Fred Murray believes his daughter, Maura Murray, who was 21 when she disappeared, is dead. The University of Massachusetts-Amherst nursing student left campus on Feb. 9, 2004 and drove to New Hampshire. She crashed her car on a road in Woodsville, N.H., and vanished. Her car was later found.
The father said he believed he was so close to his daughter and couldn’t give up now.
Fred Murray and supporters organized a search of a basement near the crash last fall after getting the homeowner’s permission. He told NBC 10 Boston that the previous owner didn’t allow him access inside the home.
"He would just never answer the door," he said.
The father said two separate visits by cadaver dogs and a radar scan last fall identified something underneath the basement floor. He said he would not give up the location of the owner as part of an agreement with the home’s new owner.
"It's been 15 years and I haven't let up," Murray told The Associated Press. "The point is, two dog hits and a radar hit. ... That's my daughter, I do believe."
Jeffery Strelzin, New Hampshire’s associate attorney general, said the case remains open and active.
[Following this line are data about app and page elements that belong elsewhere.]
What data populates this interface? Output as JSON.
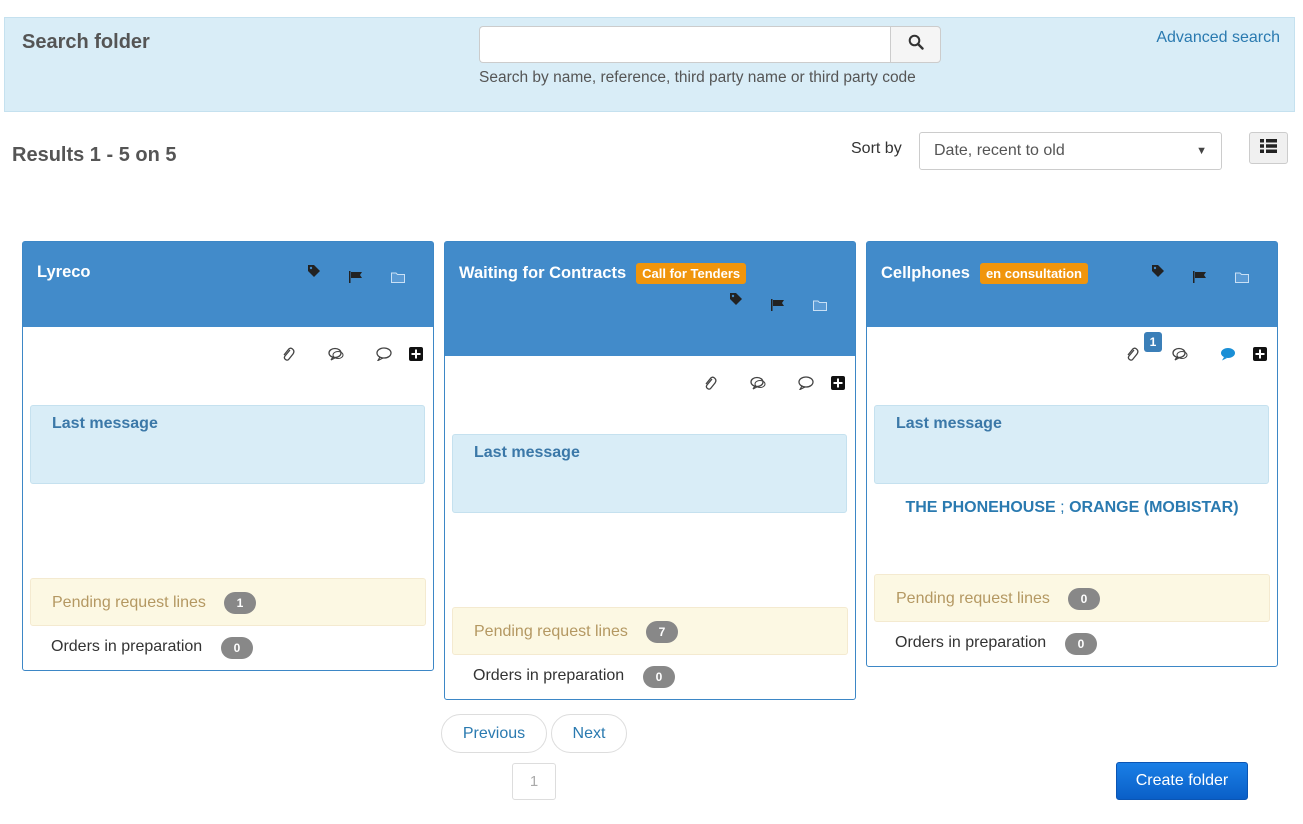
{
  "search": {
    "title": "Search folder",
    "query": "",
    "hint": "Search by name, reference, third party name or third party code",
    "advanced_label": "Advanced search"
  },
  "results": {
    "count_label": "Results 1 - 5 on 5",
    "sort_label": "Sort by",
    "sort_value": "Date, recent to old"
  },
  "cards": [
    {
      "title": "Lyreco",
      "status": "",
      "last_message_label": "Last message",
      "third_parties": [],
      "pending_label": "Pending request lines",
      "pending_count": "1",
      "orders_label": "Orders in preparation",
      "orders_count": "0"
    },
    {
      "title": "Waiting for Contracts",
      "status": "Call for Tenders",
      "last_message_label": "Last message",
      "third_parties": [],
      "pending_label": "Pending request lines",
      "pending_count": "7",
      "orders_label": "Orders in preparation",
      "orders_count": "0"
    },
    {
      "title": "Cellphones",
      "status": "en consultation",
      "comment_count": "1",
      "last_message_label": "Last message",
      "third_parties": [
        "THE PHONEHOUSE",
        "ORANGE (MOBISTAR)"
      ],
      "third_party_separator": ";",
      "pending_label": "Pending request lines",
      "pending_count": "0",
      "orders_label": "Orders in preparation",
      "orders_count": "0"
    }
  ],
  "pagination": {
    "previous_label": "Previous",
    "next_label": "Next",
    "current_page": "1"
  },
  "actions": {
    "create_label": "Create folder"
  },
  "colors": {
    "header_blue": "#428bca",
    "status_orange": "#f0950c",
    "panel_blue": "#d9edf7",
    "pending_yellow": "#fcf8e3",
    "link_blue": "#2a7ab0",
    "comment_active": "#1a8fd6"
  },
  "icons": [
    "search-icon",
    "list-view-icon",
    "tag-icon",
    "flag-icon",
    "folder-icon",
    "paperclip-icon",
    "chat-icon",
    "comment-icon",
    "plus-icon"
  ]
}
He said the area outside the home was searched.
"We are aware of the allegations regarding a home's basement in that area and have considered and are considering next steps," he said. "That area was searched by law enforcement in the past, including with dogs, and nothing of significance was discovered."
Maura Murray’s family and some investigators believe the student just wanted to get away for a few days before she went missing. The star athlete from Hanson, Mass., was working at her job at the school when the phone rang and she burst into tears. The caller and the reason for the phone call are not known. Before she went missing, Murray resolved a criminal matter involving use of a stolen credit card and damaged her father’s car in an accident.
Before she vanished, Murray withdrew $280 from the bank, lied to her professors about a death in the family and left campus on Feb. 9, 2004. She did not tell anyone, including her boyfriend, family or friends, where she was heading.
On that night in February, after Murray crashed her car, a couple nearby called police. A bus driver also stopped and offered to help but she declined. The driver called police anyway.
“He said, ‘Do you need help?’ And she said, ‘No, I already called AAA,’” Murray’s sister, Julie told NBC Boston of the bus driver’s conversation with the nursing student.
A police report stated the car’s windshield was cracked, both air bags were deployed and the car was locked. There was a box of wine discovered in the back seat and a strong odor of alcohol.
The father said he just wants closure for his daughter.
"I'll fund it, I'll do anything," Murray said. "It's my daughter, I want to bring her home and bury her, and then I want to find the dirtbag that put her there."
The Associated Press contributed to this report.